→ **THE PROBLEM**
Extract the whole listing as it stands. Do not include the pictures.

→ **DATA TO EXAMINE**
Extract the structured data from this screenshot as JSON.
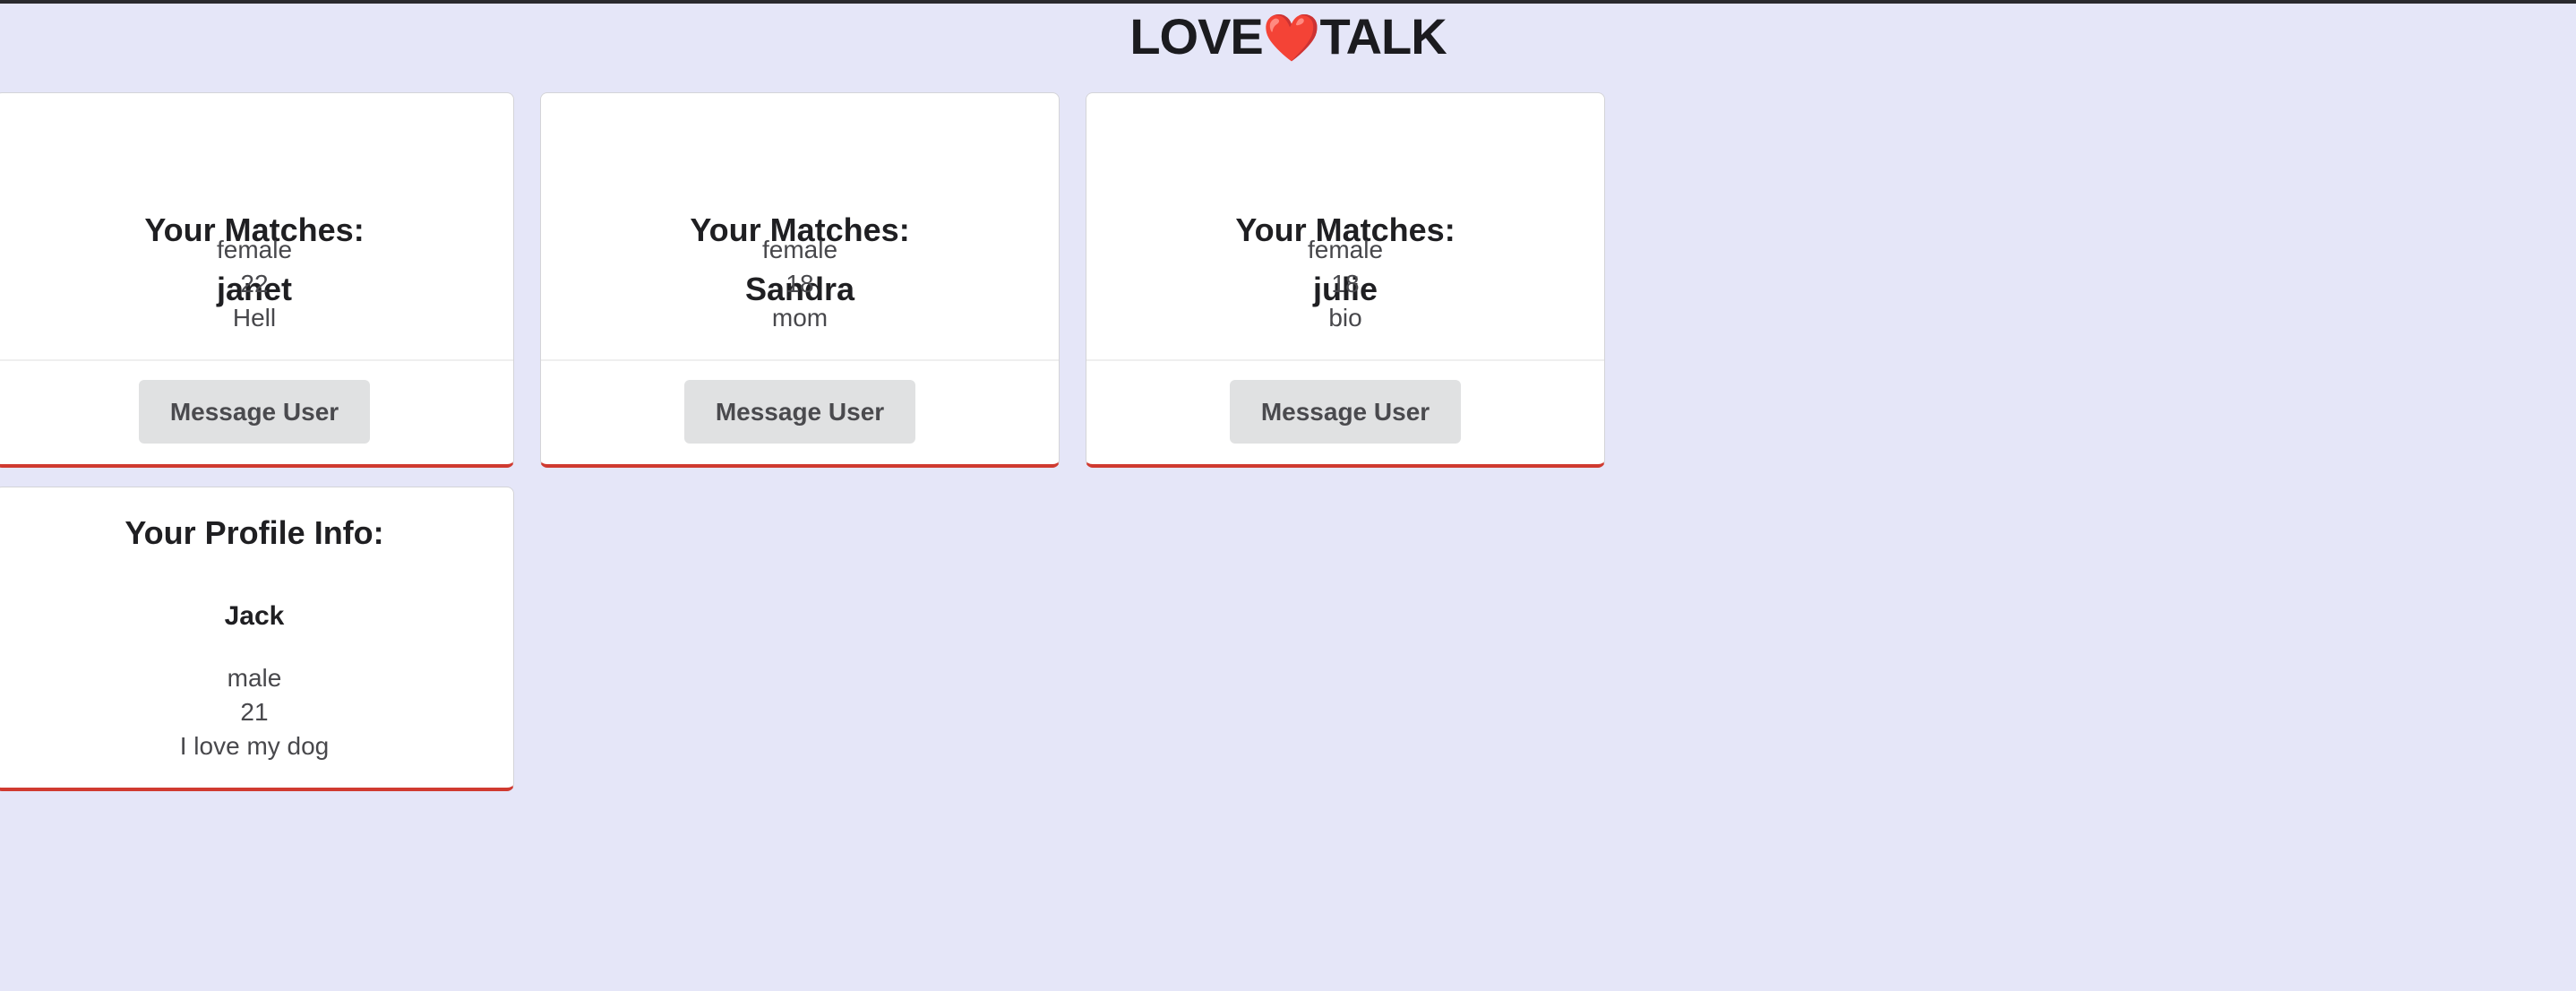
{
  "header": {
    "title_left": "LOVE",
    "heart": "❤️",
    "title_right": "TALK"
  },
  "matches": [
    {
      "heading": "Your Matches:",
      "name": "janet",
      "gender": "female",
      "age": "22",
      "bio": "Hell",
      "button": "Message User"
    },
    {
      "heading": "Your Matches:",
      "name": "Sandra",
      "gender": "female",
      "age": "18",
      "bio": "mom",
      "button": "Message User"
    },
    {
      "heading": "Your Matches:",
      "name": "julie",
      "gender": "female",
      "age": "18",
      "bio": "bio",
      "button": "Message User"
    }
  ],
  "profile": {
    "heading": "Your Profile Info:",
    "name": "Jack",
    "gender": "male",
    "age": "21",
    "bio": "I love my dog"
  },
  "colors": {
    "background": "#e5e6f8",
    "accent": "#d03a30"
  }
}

→ **FINISHED TASK**
Extract the structured data from this screenshot as JSON.
{
  "header": {
    "title_left": "LOVE",
    "heart": "❤️",
    "title_right": "TALK"
  },
  "matches": [
    {
      "heading": "Your Matches:",
      "name": "janet",
      "gender": "female",
      "age": "22",
      "bio": "Hell",
      "button": "Message User"
    },
    {
      "heading": "Your Matches:",
      "name": "Sandra",
      "gender": "female",
      "age": "18",
      "bio": "mom",
      "button": "Message User"
    },
    {
      "heading": "Your Matches:",
      "name": "julie",
      "gender": "female",
      "age": "18",
      "bio": "bio",
      "button": "Message User"
    }
  ],
  "profile": {
    "heading": "Your Profile Info:",
    "name": "Jack",
    "gender": "male",
    "age": "21",
    "bio": "I love my dog"
  },
  "colors": {
    "background": "#e5e6f8",
    "accent": "#d03a30"
  }
}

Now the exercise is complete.